  • Idaho Says District Incorrectly Labeled ELL Students for Spec. Ed.  // Education Week;2/24/2010, Vol. 29 Issue 22, p4 

    The article reports that the Idaho Department of Education found that the Nampa school district incorrectly labeled English language learners as language impaired, which would make them eligible for special education services.

  • Incorporating English Language Learner Instruction Within Special Education Teacher Preparation. More, Cori M.; Spies, Tracy Griffin; Morgan, Joseph John; Baker, Joshua N. // Intervention in School & Clinic;Mar2016, Vol. 51 Issue 4, p229 

    The number of students who are English language learners (ELL) is increasing significantly across the United States. As this number increases, so does the number of students who are ELL and being identified as having disabilities. The intersection of English language instruction and special...

  • Does social networking hurt student grades? ZECCOLA, JOSEPH // American Teacher;Oct/Nov2009, Vol. 94 Issue 2, p3 

    The author comments on the opportunities offered by social networking sites to students and teachers. He cites the results of a study published in the online journal "First Monday," which found no link between Facebook use and student grades. He believes that such sites offer learning...

  • Disproportionality in Special Education Identification and Placement of English Language Learners. SULLIVAN, AMANDA L. // Exceptional Children;Spring2011, Vol. 77 Issue 3, p317 

    This study explored the extent of disproportionality in the identification and placement of culturally and linguistically diverse students identified as English language learners in special education. Descriptive statistics and regression analyses examined patterns and predictors of...

  • TOUGH QUESTIONS FROM THE FRONTLINES.  // NEA Today;Aug/Sep2009, Vol. 28 Issue 1, p28 

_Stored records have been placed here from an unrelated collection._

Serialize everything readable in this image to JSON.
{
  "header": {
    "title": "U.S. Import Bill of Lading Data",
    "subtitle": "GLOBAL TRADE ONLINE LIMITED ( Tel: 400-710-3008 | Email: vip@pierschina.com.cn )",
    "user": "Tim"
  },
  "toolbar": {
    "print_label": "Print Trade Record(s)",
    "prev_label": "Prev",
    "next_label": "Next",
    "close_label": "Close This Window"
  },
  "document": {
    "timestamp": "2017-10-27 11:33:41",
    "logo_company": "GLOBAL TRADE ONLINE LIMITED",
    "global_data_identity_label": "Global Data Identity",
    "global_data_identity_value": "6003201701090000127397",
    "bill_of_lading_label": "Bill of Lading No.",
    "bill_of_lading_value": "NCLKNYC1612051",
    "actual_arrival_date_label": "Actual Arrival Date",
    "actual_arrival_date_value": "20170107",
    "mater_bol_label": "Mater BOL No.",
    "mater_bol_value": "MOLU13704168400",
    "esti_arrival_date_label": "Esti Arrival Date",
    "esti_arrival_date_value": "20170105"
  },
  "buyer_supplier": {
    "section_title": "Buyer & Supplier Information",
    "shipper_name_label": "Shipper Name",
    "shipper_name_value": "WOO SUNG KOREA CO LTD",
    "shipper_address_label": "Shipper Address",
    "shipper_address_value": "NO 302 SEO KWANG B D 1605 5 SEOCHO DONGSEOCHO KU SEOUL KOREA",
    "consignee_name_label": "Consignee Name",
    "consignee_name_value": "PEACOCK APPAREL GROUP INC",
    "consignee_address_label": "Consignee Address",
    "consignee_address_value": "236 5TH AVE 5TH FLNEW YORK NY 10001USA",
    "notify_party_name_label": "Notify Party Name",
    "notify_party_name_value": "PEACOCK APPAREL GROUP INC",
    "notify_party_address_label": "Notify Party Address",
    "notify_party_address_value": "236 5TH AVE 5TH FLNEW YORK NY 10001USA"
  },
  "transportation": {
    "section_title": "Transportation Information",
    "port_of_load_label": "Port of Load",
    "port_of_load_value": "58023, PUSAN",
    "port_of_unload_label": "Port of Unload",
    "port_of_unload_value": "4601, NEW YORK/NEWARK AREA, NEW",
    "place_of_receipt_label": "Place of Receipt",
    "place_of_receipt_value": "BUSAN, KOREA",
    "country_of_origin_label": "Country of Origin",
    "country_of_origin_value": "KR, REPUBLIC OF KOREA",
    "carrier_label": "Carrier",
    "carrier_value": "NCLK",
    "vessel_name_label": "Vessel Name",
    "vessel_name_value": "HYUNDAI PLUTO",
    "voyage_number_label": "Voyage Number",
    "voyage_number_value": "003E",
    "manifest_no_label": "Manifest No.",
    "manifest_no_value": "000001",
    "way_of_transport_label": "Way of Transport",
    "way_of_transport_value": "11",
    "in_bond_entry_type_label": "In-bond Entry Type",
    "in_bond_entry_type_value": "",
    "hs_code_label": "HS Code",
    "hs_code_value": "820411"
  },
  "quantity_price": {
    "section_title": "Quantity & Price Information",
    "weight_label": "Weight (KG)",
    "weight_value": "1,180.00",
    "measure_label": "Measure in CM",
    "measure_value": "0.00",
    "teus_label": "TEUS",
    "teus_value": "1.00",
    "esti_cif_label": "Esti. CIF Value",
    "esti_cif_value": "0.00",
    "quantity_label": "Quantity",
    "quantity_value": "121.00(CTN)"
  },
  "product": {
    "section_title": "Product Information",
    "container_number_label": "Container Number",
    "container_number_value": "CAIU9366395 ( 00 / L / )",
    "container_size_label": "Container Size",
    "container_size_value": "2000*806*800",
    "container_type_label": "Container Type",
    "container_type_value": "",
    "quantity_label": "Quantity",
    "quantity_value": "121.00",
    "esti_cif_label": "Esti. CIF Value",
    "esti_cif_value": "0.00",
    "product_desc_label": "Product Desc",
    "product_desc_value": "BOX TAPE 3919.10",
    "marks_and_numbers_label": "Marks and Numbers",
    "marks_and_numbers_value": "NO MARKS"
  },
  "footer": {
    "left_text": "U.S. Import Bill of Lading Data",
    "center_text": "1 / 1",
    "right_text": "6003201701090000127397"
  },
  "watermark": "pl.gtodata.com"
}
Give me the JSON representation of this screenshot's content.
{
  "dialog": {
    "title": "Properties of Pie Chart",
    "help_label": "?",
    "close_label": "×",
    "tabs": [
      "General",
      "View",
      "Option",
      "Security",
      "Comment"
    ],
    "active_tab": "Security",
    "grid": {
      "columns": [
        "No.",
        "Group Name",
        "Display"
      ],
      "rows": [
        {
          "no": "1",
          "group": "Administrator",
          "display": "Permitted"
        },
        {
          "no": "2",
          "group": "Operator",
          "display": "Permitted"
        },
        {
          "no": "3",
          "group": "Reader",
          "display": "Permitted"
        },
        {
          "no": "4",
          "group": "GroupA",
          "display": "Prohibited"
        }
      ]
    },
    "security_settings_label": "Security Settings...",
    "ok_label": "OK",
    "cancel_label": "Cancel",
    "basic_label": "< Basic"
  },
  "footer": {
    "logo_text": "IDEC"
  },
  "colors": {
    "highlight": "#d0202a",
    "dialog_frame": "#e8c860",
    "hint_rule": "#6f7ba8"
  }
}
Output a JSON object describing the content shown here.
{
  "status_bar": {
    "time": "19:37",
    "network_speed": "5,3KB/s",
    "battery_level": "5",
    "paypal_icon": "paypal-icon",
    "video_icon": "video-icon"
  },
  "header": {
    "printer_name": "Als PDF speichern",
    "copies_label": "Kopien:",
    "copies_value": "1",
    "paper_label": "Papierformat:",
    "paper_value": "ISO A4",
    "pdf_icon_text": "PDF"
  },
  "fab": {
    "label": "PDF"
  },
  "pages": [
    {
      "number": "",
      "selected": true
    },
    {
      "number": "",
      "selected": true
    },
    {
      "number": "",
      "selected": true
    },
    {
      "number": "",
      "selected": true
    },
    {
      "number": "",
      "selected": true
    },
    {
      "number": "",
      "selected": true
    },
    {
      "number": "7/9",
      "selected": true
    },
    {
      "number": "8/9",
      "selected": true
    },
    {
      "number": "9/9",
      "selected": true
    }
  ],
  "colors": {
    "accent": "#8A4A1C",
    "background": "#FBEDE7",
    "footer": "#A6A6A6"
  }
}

    The article presents the answers of U.S. Education Secretary Arne Duncan to questions submitted by teachers around the country. Questions include why English language learners and special education students are included in testing for No Child Left Behind standards, what his position is on...

  • The Rhetoric and Reality Of High Academic Standards. Viadero, Debra // Education Week;6/2/1993, Vol. 12 Issue 36, p1 

    The article reports on the concern of some educators that children with a poor command of English or who are disabled will be left behind as the national initiative to set high academic standards and create a related system of student assessments continues to gain momentum in the United States....

  • Teaching Standards in Central States Vary for English-Learners. MAXWELL, LESLI A. // Education Week;3/7/2012, Vol. 31 Issue 23, p16 

    The article discusses teaching standards for teachers of central U.S. English-language learners, adapted from the blog post "Teaching Standards in Central States Vary for English Learners," by Lesli A. Maxwell and published on February 28, 2012, in the issue's Learning the Language blog.


Read the Article


Sorry, but this item is not currently available from your library.

Try another library?
Sign out of this library

Other Topics